BENNINGTON -- Residents had many questions about a proposed $3 million water bond vote coming up next week.
Jason Dolmetsch, an engineer with MSK Engineering, the firm that is planning the project, said the goal behind it is to solve water pressure issues at high elevations on the south end of town that occur during fires and other times of high water use.
He said the state has mandated the problem be solved by Dec. 1, 2018. If it is not, fines can be levied or the state can forbid new hookups or allocations.
Voters already rejected a $3.3 million proposal in March that called for building a 750,000-gallon water tank at the high end of the Southern Vermont College campus and running a water line to a pump station near the college's athletic fields. The college would go on the town's water supply and bear some of the cost. The college's involvement also allows the town access to a state revolving loan fund which would allow the town to borrow at a 3 percent interest rate rather than a 3.5 percent one.
The new plan is largely the same, only it involves running the main line on a more direct route through the college's campus.
Dolmetsch said the college has no issues with its water currently, but the state is requiring more stringent testing and filtering systems for its wells. It will have to solve its problem sooner than the town must address its own requirements, which is why the town is opting to go forward now, with the college, rather than later.
The tower will hold water at a certain elevation and release it into the system when the pressure is needed, said Dolmetsch. There have been six occasions since Jan. 1 where at least one person reported low water pressure or no water. One was the fire at the former LaFlamme's' furniture store, the others involved water being pumped up Willow Road, and hydrant flushings.
In response to a question from resident Ed Letourneau about there being hard data beyond anecdotes, Dolmetsch said there are pressure sensors on the lines and computer models that confirm the pressure drops bellow state standards at certain times.
Water Superintendent Terry Morse said these pressure issues have been happening since his tenure began in the 1980s. In response to a question from Bennington resident Chris Wright, Morse said the system was allowed to expand past its capacity. Such expansion would not likely be allowed today, or if allowed then the entity responsible would have to pay for necessary upgrades.
Resident Abby Shapiro asked how well the town could guarantee its water rate projections for the next five years.
Town Manager Stuart Hurd said there will be no rate increase this year, and in the coming years the town does not expect to see more than a 3 percent increase in a given year. He said the 41 percent increase spread over the past three years was because depreciation of the system was not being accounted for.

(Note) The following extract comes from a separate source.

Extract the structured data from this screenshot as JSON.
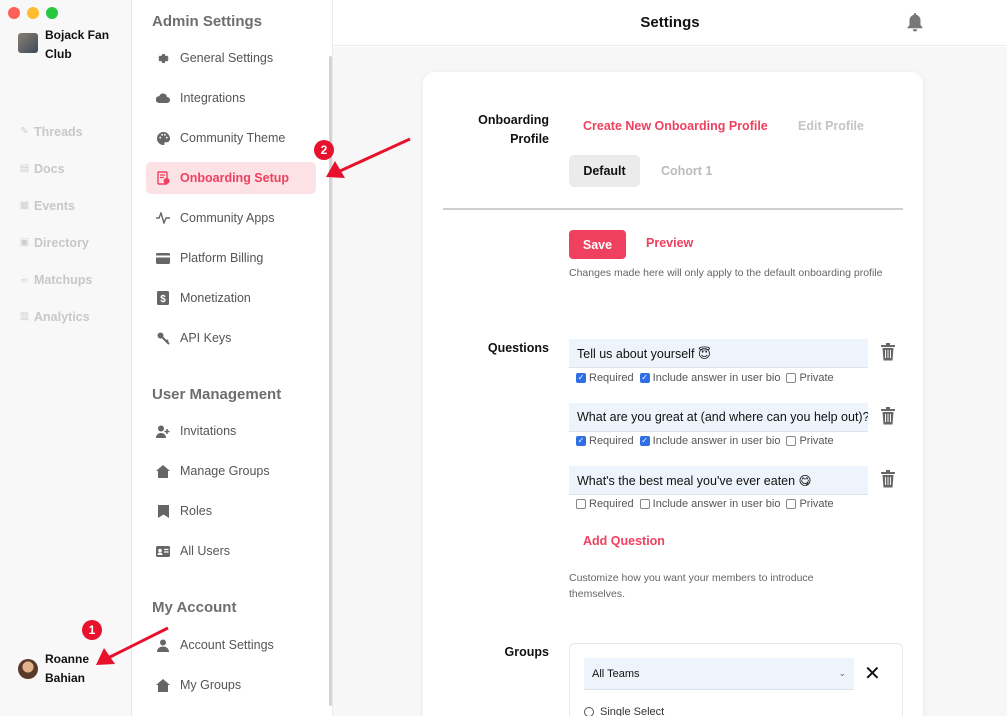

Board member Sharyn Brush said the board oversees the department's proposed budgets and works diligently to keep them down as much as possible.
Dolmetsch said if the project goes through with the college's help, the annual repayments on the bond, which do not start until two years after the project is complete, will be $36,400 less. Over 20 years, the town would save $728,000.
Eric Law, program specialist with the state Water Infrastructure Financing Program, said funds in the revolving loans are limited and competition is heavy, but SVC's involvement puts Bennington in the fundable range.
"I can tell you one thing, this problem is not going away," he said. "You have to ask yourself the question, is it cheaper now to deal with it than to wait four years? I can tell you, being in financing, it's going to be a whole lot cheaper now than it will be in four years."
The vote is June 17 at the Bennington Fire Facility located at 130 River Street. Polls are open from 7 a.m. to 7 p.m. Voting will also be at the North Bennington Village Trustees Office for voters in the village.
One of the criticisms against the bond was that all registered voters had a say, but payments only to rate payers. Town officials explained that there used to be a tax credit for those not on the system, back when water was paid for out of the general fund, but a change to the town charter many years ago holds that only rate payers fund the system. Still, collateral for the bond would be town property, so all registered voters can cast ballots.
Keith Whitcomb Jr. at email@example.com or follow him on Twitter @KWhitcombjr.